■ DIRECTIONS FOR THIS TASK ■
Taking the lines below one at a time, count those with the string "Drawings" and give the result alone.
═════ DATA RECORDS
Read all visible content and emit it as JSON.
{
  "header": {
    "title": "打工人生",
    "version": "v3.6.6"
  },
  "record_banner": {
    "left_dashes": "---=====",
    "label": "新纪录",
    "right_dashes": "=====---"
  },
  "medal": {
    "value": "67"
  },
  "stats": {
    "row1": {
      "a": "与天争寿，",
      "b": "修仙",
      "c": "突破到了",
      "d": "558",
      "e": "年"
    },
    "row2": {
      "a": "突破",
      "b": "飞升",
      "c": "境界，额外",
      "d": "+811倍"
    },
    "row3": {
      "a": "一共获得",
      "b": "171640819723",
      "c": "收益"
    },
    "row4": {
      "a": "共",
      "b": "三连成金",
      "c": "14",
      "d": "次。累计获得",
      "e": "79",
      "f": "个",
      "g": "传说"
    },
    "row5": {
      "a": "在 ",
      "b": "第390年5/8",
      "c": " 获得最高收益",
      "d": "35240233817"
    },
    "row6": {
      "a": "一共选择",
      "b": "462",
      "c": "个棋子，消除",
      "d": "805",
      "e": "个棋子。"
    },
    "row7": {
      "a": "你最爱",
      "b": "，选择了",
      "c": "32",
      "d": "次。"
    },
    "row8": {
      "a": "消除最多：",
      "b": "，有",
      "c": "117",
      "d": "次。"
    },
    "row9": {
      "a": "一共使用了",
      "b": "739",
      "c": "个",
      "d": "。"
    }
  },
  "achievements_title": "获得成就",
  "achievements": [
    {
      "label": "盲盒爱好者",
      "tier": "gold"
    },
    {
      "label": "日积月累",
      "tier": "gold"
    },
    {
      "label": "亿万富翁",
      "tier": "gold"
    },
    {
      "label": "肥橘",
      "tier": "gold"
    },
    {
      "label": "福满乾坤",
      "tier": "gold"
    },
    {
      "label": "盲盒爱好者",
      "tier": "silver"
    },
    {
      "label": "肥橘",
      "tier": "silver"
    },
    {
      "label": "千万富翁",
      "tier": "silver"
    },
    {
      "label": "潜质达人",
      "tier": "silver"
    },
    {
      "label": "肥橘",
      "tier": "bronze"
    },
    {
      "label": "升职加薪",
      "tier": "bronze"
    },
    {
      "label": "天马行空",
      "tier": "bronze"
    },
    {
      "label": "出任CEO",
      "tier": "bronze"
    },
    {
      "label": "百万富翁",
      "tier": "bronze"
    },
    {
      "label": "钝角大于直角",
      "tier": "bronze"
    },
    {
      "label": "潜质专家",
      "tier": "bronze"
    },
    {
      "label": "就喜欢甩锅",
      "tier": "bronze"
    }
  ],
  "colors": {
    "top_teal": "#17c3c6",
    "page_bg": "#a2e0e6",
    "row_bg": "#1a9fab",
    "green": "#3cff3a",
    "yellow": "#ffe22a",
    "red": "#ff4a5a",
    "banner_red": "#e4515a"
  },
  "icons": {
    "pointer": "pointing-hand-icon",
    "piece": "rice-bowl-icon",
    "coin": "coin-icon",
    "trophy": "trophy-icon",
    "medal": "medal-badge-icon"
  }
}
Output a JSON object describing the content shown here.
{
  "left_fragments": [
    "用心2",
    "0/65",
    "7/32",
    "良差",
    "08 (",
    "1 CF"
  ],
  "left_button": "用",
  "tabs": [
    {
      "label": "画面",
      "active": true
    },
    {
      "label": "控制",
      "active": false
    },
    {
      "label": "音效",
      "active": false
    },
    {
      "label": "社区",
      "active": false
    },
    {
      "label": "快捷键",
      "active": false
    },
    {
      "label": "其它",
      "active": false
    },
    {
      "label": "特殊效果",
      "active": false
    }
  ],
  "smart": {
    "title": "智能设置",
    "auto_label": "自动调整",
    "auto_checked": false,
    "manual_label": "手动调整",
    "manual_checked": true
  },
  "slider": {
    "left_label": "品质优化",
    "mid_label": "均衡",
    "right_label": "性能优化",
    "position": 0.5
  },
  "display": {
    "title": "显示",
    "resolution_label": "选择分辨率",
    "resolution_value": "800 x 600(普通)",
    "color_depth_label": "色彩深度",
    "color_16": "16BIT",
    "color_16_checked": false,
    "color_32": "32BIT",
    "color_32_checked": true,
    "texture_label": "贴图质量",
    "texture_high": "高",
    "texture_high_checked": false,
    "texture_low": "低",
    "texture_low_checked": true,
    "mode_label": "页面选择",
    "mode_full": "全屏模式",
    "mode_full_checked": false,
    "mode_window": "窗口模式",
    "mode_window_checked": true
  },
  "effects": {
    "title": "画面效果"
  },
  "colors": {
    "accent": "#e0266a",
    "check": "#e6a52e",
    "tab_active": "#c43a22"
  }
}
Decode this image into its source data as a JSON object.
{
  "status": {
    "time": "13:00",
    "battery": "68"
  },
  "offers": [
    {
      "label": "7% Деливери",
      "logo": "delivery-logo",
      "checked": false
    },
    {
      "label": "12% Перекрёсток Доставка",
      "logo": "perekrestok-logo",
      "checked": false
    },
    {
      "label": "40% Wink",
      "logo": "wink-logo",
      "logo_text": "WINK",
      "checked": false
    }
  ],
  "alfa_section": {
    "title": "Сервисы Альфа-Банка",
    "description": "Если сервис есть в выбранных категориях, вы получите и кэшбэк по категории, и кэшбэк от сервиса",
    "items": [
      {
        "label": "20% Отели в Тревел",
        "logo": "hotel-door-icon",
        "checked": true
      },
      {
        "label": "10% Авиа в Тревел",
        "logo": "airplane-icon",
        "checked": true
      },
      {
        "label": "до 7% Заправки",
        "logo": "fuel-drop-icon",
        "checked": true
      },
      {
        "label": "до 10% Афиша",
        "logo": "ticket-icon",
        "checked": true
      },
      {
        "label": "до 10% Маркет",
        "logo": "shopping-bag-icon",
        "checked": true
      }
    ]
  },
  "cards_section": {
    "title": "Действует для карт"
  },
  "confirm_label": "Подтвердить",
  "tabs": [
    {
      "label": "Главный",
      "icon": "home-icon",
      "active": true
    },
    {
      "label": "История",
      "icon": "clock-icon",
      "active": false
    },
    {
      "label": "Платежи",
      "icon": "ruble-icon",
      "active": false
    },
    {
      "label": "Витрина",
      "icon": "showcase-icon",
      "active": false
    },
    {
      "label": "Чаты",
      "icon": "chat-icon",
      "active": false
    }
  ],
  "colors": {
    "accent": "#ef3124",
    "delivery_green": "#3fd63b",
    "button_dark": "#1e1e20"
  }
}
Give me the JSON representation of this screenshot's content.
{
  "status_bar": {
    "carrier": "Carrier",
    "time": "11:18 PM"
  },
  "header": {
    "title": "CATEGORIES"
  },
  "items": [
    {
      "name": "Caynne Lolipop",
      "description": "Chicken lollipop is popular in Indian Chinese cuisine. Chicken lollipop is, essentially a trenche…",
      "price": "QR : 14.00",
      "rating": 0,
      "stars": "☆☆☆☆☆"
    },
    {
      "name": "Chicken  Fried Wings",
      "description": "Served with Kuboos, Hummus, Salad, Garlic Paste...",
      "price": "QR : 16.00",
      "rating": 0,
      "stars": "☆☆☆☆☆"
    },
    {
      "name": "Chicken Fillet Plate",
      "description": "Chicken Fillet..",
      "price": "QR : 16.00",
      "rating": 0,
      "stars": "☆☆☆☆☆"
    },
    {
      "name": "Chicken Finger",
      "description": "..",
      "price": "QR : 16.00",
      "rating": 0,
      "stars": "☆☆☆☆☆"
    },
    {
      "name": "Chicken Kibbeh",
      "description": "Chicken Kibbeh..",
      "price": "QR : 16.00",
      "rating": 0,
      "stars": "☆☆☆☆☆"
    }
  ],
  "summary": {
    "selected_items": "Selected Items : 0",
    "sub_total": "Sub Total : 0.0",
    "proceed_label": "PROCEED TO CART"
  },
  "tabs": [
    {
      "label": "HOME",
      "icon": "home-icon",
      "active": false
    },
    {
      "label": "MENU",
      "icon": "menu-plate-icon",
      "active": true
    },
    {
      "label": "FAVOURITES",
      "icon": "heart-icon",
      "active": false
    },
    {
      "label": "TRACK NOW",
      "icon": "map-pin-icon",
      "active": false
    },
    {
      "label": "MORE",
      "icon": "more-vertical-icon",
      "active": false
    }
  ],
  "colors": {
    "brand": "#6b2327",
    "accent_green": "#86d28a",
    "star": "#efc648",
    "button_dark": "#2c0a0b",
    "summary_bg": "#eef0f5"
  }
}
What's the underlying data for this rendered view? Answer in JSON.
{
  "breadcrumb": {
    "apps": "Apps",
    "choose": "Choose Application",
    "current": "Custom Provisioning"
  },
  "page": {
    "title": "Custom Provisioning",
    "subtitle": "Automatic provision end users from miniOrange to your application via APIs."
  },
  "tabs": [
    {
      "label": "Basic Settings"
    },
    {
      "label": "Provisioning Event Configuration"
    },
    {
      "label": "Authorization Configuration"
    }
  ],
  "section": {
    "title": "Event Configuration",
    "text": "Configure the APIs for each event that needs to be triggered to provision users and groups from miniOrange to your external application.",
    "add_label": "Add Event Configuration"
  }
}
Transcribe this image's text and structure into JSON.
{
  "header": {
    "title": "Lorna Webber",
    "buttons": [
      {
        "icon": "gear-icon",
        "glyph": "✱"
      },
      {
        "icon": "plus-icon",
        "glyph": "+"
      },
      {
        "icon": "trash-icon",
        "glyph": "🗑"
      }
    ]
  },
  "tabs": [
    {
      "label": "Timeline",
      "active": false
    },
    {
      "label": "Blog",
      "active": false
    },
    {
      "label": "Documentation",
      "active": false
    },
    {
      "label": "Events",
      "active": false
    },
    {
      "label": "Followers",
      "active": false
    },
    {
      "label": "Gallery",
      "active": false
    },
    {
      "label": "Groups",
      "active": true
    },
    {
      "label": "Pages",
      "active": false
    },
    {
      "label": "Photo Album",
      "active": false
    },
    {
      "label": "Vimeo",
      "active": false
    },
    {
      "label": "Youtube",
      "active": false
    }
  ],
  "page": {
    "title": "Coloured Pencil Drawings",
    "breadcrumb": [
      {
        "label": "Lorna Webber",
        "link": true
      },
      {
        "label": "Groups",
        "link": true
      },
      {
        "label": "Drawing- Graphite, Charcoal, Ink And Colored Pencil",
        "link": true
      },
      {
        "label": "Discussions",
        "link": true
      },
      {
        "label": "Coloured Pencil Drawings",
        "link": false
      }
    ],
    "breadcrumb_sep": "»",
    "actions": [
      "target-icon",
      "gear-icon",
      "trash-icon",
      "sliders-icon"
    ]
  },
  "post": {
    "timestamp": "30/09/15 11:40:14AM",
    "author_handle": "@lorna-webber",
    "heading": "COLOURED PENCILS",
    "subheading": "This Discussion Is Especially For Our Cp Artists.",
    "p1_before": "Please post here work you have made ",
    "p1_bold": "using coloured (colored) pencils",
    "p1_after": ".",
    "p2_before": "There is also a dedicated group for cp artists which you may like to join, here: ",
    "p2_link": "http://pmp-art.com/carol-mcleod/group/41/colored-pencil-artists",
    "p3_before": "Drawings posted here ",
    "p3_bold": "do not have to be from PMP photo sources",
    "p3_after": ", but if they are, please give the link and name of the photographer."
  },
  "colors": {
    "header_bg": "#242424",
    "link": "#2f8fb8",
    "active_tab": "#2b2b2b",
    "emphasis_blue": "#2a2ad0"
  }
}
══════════
■ RESULT ■
3